Task description: Only lines that contain the word "Output" are to be returned from the data below.

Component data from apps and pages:
++++++++++++++++++++

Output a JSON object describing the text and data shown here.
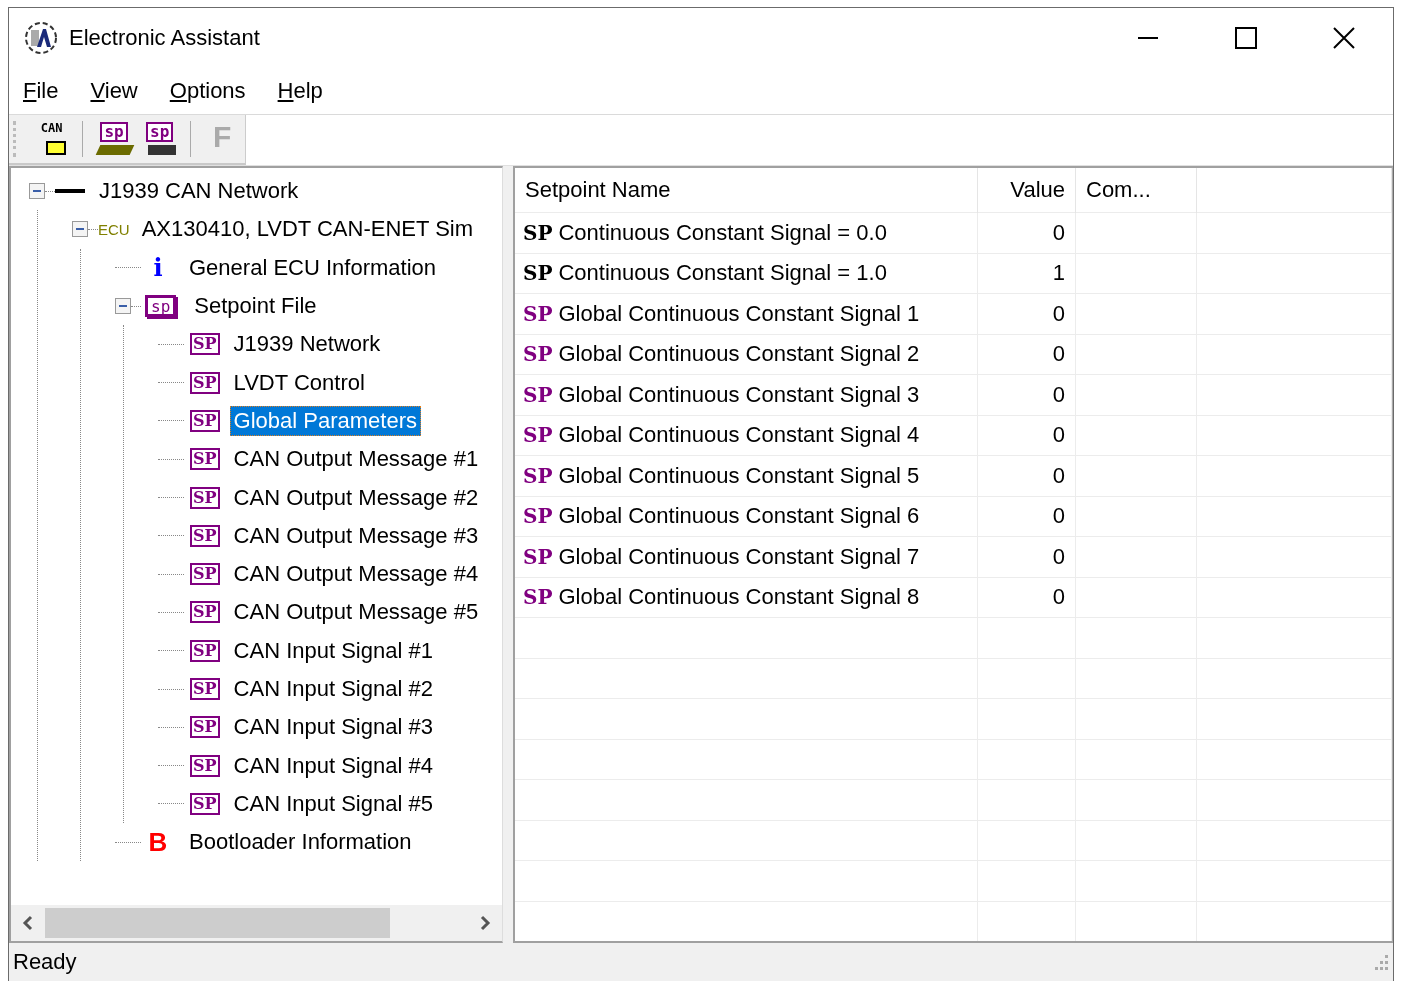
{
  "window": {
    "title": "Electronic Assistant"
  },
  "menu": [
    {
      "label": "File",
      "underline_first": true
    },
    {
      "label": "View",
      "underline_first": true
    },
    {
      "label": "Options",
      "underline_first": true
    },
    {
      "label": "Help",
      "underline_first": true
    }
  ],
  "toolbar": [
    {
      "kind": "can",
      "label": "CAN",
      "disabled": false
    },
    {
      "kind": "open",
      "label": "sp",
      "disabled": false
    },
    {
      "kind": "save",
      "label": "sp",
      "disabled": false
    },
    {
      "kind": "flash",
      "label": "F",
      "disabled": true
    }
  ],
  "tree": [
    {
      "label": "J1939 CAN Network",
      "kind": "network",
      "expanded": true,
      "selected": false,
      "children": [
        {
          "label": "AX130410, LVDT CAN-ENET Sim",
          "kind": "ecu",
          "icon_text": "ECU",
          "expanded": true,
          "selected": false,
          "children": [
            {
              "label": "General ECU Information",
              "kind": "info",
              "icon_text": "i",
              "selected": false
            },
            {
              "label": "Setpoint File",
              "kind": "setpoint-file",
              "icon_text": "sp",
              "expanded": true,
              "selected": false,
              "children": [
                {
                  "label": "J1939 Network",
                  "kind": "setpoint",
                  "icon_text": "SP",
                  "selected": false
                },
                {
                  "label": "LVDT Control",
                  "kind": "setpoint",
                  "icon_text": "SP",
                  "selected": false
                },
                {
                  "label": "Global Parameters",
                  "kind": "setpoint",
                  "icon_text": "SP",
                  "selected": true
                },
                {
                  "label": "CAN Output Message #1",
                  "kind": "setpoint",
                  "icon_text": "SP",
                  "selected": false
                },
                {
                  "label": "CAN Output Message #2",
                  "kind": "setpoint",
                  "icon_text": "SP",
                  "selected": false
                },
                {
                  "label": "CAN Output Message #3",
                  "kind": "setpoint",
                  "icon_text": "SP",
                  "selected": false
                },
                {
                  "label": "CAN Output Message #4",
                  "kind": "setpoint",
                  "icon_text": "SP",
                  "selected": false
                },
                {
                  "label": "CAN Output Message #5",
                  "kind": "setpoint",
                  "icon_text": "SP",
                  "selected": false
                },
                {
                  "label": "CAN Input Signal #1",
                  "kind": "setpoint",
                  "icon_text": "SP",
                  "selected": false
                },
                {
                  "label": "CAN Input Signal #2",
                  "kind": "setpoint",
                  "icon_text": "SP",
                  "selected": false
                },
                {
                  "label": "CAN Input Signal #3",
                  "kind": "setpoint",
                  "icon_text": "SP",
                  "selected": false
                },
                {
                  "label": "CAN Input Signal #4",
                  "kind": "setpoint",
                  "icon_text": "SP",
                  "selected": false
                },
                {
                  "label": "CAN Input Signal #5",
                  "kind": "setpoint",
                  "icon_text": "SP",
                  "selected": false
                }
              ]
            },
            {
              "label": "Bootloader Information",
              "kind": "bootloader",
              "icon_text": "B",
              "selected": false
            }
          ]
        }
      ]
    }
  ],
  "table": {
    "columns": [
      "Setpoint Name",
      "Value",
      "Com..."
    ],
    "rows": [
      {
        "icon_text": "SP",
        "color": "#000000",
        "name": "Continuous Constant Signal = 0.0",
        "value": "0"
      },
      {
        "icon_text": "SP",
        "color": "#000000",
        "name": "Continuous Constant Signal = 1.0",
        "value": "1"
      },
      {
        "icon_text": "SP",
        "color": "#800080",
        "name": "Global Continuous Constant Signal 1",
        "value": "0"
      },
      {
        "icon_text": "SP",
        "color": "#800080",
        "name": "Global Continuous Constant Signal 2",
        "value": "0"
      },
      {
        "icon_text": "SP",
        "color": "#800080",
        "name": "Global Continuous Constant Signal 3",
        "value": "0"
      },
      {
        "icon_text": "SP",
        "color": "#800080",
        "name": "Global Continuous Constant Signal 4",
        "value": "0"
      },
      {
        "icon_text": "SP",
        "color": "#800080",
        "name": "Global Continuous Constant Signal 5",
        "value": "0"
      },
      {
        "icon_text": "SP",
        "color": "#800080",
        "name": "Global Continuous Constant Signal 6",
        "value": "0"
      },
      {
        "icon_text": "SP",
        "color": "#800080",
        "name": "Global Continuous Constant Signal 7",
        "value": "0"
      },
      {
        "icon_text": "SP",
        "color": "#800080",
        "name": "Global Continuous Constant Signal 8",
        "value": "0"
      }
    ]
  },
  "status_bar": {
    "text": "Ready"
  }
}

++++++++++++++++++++

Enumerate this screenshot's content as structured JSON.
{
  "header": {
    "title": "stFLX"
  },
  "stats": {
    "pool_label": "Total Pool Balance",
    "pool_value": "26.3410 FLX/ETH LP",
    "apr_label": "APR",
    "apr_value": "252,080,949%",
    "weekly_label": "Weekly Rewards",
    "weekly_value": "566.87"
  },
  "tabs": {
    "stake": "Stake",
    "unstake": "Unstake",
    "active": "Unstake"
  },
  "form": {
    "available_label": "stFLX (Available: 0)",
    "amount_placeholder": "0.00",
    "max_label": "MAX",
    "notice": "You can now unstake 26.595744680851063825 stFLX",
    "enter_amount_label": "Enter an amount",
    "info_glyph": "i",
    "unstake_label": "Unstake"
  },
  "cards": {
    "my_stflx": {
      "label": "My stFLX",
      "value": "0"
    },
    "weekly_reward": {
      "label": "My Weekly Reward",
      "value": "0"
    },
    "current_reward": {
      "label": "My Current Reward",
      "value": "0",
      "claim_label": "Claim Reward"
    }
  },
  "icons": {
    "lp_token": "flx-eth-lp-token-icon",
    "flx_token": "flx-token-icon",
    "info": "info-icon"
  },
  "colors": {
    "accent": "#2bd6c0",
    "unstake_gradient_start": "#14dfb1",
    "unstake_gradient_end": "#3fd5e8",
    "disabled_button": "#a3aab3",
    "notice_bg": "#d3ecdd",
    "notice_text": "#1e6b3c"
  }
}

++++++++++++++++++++

Result for this task:
Output a JSON object describing the text and data shown here.
                  "label": "CAN Output Message #1",
                  "label": "CAN Output Message #2",
                  "label": "CAN Output Message #3",
                  "label": "CAN Output Message #4",
                  "label": "CAN Output Message #5",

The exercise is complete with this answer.